    Lay Abstract:
    A Study of the Effectiveness of Esperanza y Vida Breast cancer is the most commonly diagnosed cancer among Latinas in the United States. Latina screening rates are still significantly lower than those of White, non-Hispanic women. Based on pilot research with immigrant Latinos in Arkansas and New York, Esperanza y Vida (Hope & Life) was developed as a spiritually based, culturally competent breast and cervical cancer education outreach intervention designed to increase knowledge and screening in diverse Latina populations. The goal of the proposed intervention research is to study the effectiveness of this education program for reaching members of the Latino population in order to increase breast cancer knowledge and screening behaviors in this population. It is expected that participation in Esperanza y Vida will significantly increase knowledge, intent to screen, and screening as compared to participants in control groups receiving health information on another topic (diabetes). 1. Evaluate the effectiveness of the Esperanza y Vida intervention to increase breast cancer knowledge and intent to screen in Latina participants compared to Latinas in a control health education program on diabetes. 2. Evaluate the effectiveness of the Esperanza y Vida intervention at 2 month follow up to increase intent and breast cancer screening among female Latina participants compared to Latinas in the control health education program.
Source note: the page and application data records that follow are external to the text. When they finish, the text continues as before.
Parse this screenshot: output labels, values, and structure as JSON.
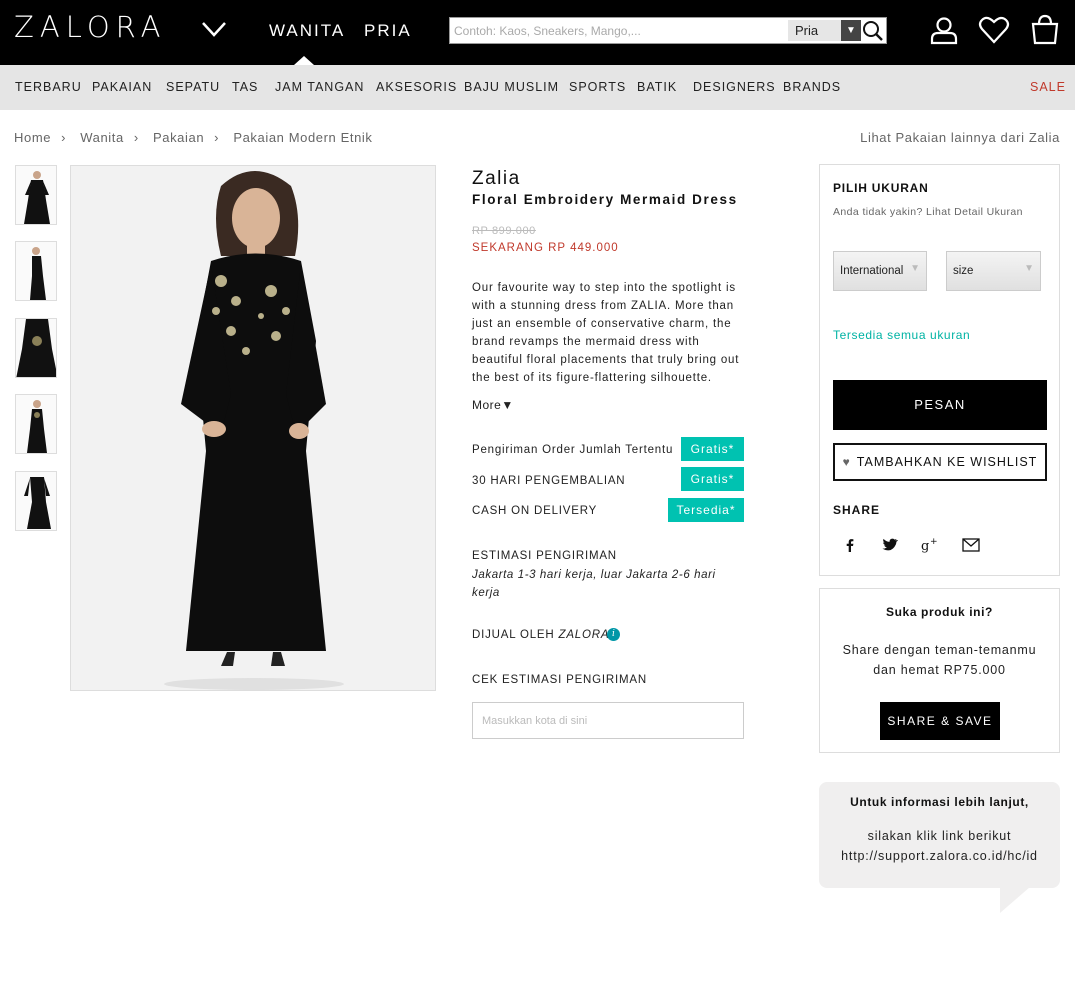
{
  "header": {
    "logo": "ZALORA",
    "genders": [
      "WANITA",
      "PRIA"
    ],
    "search": {
      "placeholder": "Contoh: Kaos, Sneakers, Mango,...",
      "category": "Pria"
    },
    "icons": [
      "account-icon",
      "wishlist-heart-icon",
      "shopping-bag-icon"
    ]
  },
  "nav": {
    "items": [
      "TERBARU",
      "PAKAIAN",
      "SEPATU",
      "TAS",
      "JAM TANGAN",
      "AKSESORIS",
      "BAJU MUSLIM",
      "SPORTS",
      "BATIK",
      "DESIGNERS",
      "BRANDS"
    ],
    "sale": "SALE"
  },
  "breadcrumb": [
    "Home",
    "Wanita",
    "Pakaian",
    "Pakaian Modern Etnik"
  ],
  "more_link": "Lihat Pakaian lainnya dari Zalia",
  "product": {
    "brand": "Zalia",
    "name": "Floral Embroidery Mermaid Dress",
    "old_price": "RP 899.000",
    "new_price": "SEKARANG RP 449.000",
    "description": "Our favourite way to step into the spotlight is with a stunning dress from ZALIA. More than just an ensemble of conservative charm, the brand revamps the mermaid dress with beautiful floral placements that truly bring out the best of its figure-flattering silhouette.",
    "more": "More▼",
    "benefits": [
      {
        "label": "Pengiriman Order Jumlah Tertentu",
        "badge": "Gratis*"
      },
      {
        "label": "30 HARI PENGEMBALIAN",
        "badge": "Gratis*"
      },
      {
        "label": "CASH ON DELIVERY",
        "badge": "Tersedia*"
      }
    ],
    "estimate_title": "ESTIMASI PENGIRIMAN",
    "estimate_text": "Jakarta 1-3 hari kerja, luar Jakarta 2-6 hari kerja",
    "sold_by_label": "DIJUAL OLEH",
    "sold_by": "ZALORA",
    "check_title": "CEK ESTIMASI PENGIRIMAN",
    "check_placeholder": "Masukkan kota di sini"
  },
  "size_panel": {
    "title": "PILIH UKURAN",
    "subtitle": "Anda tidak yakin?  Lihat Detail Ukuran",
    "system": "International",
    "size": "size",
    "availability": "Tersedia semua ukuran",
    "order": "PESAN",
    "wishlist": "TAMBAHKAN KE WISHLIST",
    "share": "SHARE",
    "social": [
      "facebook-icon",
      "twitter-icon",
      "google-plus-icon",
      "email-icon"
    ]
  },
  "promo": {
    "title": "Suka produk ini?",
    "text_1": "Share dengan teman-temanmu",
    "text_2": "dan hemat RP75.000",
    "button": "SHARE & SAVE"
  },
  "info": {
    "title": "Untuk informasi lebih lanjut,",
    "text_1": "silakan klik link berikut",
    "text_2": "http://support.zalora.co.id/hc/id"
  },
  "colors": {
    "accent": "#00c2b1",
    "price": "#c0392b",
    "header": "#000000",
    "nav": "#e5e5e5"
  }
}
This study will measure increases in knowledge and screening outcomes with participants in control and intervention communities of recent Latino immigrants in rural Arkansas and urban New York City over two years. The intervention is a program designed to educate Latina women and their partners to address barriers and lack of knowledge as confirmed by our developmental pilot research. The control will be a comparable program focusing on diabetes information. Measures in knowledge will be administered before and after the educational programs. Screening and intent to screen will be assessed at 2 months by telephone through a screening assessment and a questionnaire. It is anticipated that this research will demonstrate if the intervention is effective in changing behaviors and knowledge in the Latinas reached. From this we anticipate being able to do a larger rural/urban comparison among diverse Latina groups. It is also anticipated that this outreach intervention model may be replicated in other sites, especially with the growing populations of immigrants in the Mid South and urban areas such as Buffalo, New York and Bridgeport, CT.